• _Prompt_: Show each line of the records below where the word "JSON" occurs.

┄┄┄┄┄┄

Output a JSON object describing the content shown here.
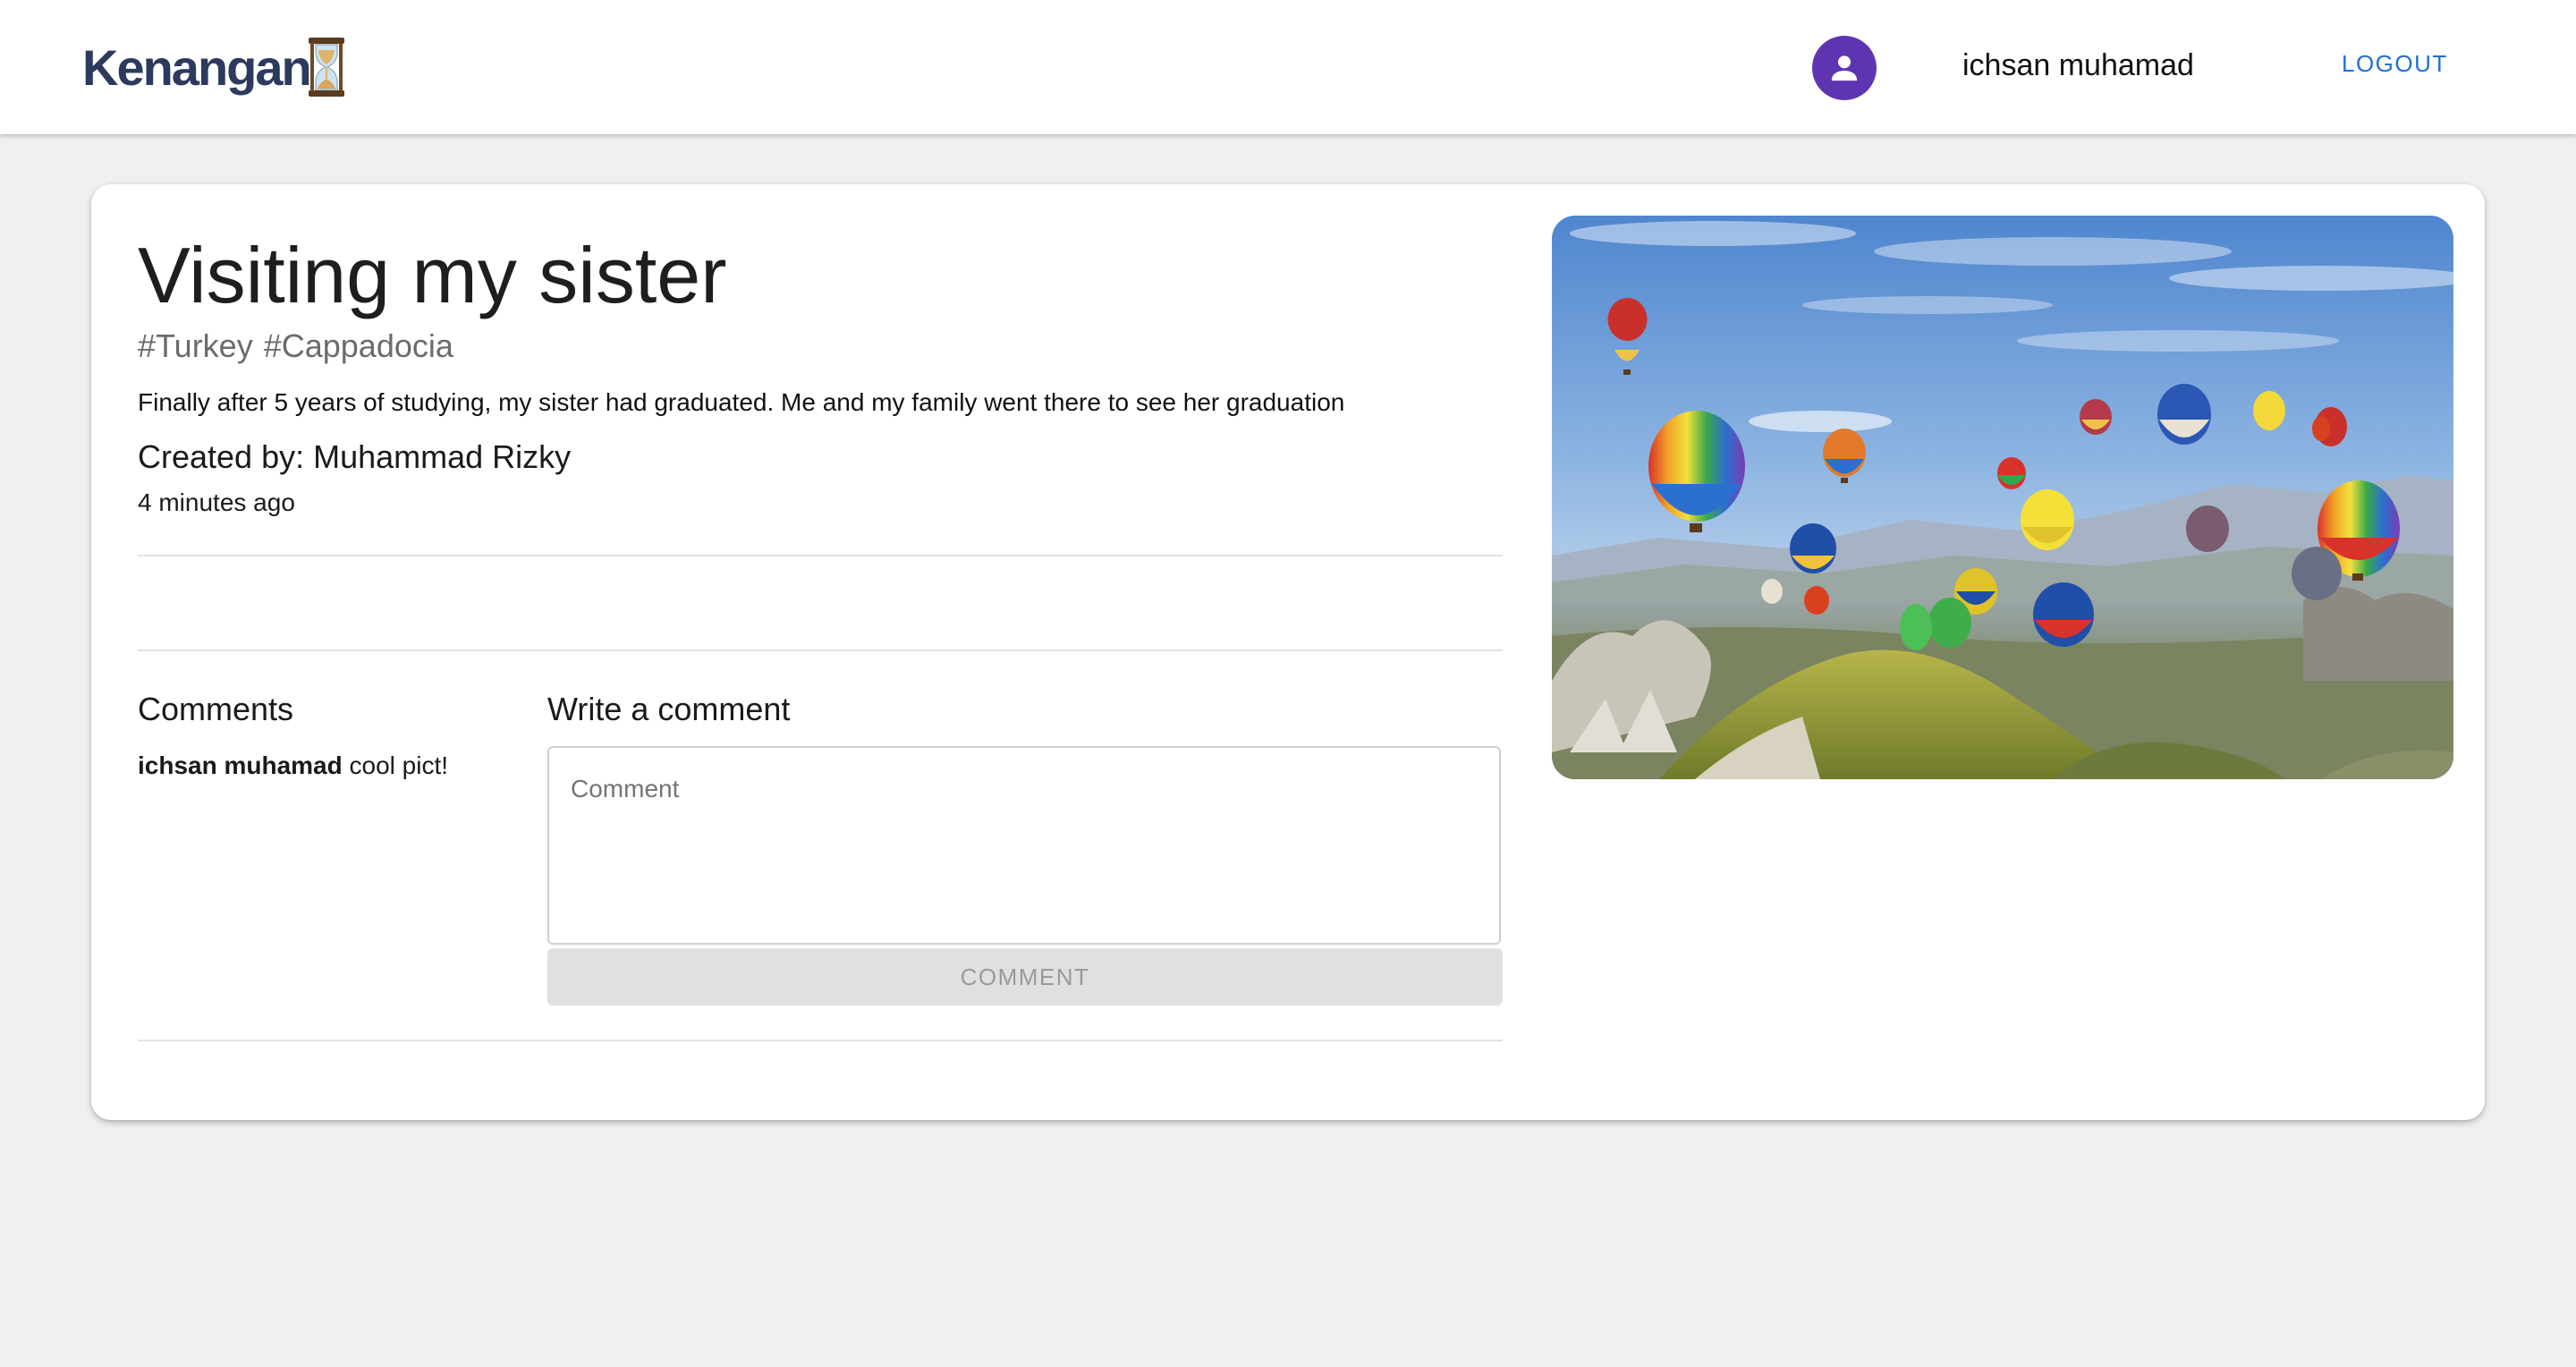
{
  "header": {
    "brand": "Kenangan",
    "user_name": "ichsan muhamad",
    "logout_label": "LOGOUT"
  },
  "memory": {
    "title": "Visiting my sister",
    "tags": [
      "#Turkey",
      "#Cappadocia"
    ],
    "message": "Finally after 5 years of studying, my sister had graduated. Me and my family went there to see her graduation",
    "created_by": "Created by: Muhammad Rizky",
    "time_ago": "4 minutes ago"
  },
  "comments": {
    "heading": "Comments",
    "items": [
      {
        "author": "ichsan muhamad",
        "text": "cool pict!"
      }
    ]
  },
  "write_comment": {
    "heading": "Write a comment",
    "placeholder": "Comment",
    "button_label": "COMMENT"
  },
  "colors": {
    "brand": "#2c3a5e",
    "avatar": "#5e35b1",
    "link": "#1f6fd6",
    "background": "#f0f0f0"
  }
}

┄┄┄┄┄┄

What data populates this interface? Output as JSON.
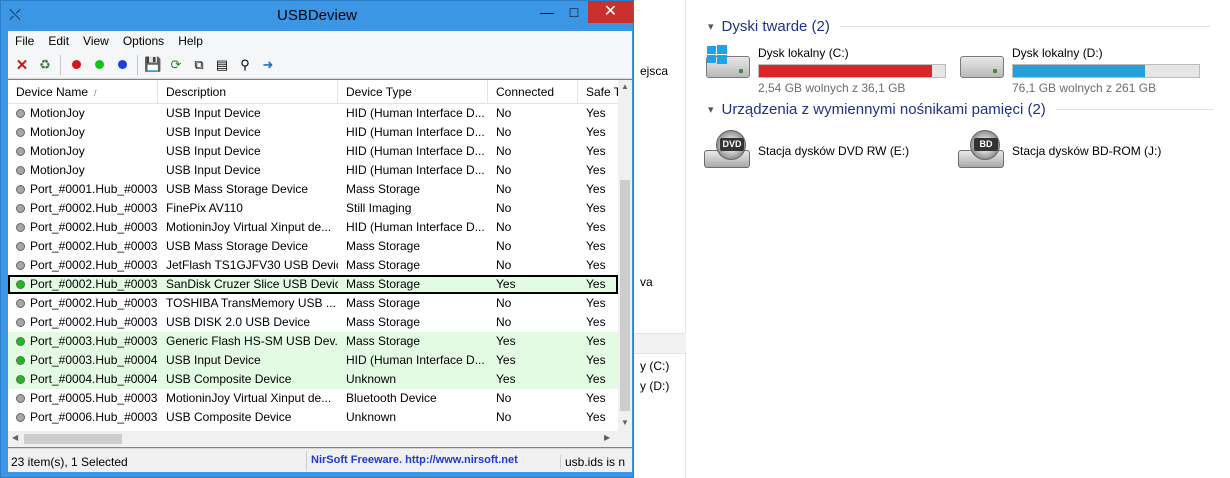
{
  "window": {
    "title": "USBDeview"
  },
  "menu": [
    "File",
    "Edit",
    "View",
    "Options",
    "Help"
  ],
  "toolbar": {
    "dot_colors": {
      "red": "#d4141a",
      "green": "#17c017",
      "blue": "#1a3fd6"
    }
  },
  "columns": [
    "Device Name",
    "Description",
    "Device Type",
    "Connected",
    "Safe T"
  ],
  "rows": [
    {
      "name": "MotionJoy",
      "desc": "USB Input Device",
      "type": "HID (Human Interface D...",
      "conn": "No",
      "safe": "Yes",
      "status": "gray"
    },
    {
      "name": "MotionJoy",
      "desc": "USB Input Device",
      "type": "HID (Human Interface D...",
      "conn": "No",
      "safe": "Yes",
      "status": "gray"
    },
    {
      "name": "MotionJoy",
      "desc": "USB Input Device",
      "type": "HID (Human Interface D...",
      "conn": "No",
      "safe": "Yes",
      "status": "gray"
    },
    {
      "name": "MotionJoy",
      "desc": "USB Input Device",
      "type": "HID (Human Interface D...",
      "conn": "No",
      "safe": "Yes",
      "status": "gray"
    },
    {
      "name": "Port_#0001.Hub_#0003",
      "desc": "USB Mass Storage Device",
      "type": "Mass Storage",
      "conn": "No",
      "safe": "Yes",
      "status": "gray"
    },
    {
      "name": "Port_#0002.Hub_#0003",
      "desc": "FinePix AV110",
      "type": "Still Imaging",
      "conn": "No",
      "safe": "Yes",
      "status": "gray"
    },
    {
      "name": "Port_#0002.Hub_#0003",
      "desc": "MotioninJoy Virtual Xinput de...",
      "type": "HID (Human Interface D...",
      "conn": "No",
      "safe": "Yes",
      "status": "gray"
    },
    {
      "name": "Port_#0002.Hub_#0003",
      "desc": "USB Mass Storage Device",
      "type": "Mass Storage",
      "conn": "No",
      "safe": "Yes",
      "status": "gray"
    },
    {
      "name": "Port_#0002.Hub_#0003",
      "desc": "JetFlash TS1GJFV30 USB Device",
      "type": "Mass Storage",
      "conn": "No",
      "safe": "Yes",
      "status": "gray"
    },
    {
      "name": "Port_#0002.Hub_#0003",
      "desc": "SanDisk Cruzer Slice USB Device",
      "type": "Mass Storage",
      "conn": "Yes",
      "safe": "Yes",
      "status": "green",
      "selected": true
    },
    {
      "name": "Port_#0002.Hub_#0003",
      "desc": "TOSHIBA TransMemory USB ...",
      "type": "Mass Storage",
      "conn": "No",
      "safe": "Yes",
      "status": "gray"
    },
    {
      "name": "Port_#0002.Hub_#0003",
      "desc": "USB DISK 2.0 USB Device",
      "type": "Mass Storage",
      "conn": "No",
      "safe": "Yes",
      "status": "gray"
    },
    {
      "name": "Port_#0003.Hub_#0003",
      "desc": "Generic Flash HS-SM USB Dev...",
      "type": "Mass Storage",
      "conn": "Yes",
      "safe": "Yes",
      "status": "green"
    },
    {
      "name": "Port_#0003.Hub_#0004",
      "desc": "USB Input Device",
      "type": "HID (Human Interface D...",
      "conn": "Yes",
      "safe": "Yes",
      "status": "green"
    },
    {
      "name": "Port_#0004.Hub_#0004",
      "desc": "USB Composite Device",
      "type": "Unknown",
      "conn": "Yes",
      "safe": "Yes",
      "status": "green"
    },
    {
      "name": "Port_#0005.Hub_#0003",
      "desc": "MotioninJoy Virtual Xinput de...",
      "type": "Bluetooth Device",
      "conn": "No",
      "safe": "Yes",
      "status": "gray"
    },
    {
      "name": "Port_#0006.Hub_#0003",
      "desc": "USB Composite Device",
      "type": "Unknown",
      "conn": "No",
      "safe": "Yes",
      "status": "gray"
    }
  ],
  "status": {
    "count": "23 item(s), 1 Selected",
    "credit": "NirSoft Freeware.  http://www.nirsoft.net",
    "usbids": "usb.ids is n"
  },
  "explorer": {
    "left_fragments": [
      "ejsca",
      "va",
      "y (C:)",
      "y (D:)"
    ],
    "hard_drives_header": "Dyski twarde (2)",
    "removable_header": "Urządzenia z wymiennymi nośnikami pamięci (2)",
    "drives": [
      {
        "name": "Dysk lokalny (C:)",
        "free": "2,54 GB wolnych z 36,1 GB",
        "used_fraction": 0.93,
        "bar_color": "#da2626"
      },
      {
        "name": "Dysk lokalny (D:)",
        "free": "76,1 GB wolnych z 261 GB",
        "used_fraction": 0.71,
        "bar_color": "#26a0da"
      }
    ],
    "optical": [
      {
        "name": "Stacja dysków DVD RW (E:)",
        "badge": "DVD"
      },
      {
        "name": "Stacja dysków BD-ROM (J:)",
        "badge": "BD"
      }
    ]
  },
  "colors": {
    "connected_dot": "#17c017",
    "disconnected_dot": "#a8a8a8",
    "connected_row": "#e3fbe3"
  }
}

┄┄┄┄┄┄

• _Solved exercise_:
Output a JSON object describing the content shown here.
What data populates this interface? Output as JSON.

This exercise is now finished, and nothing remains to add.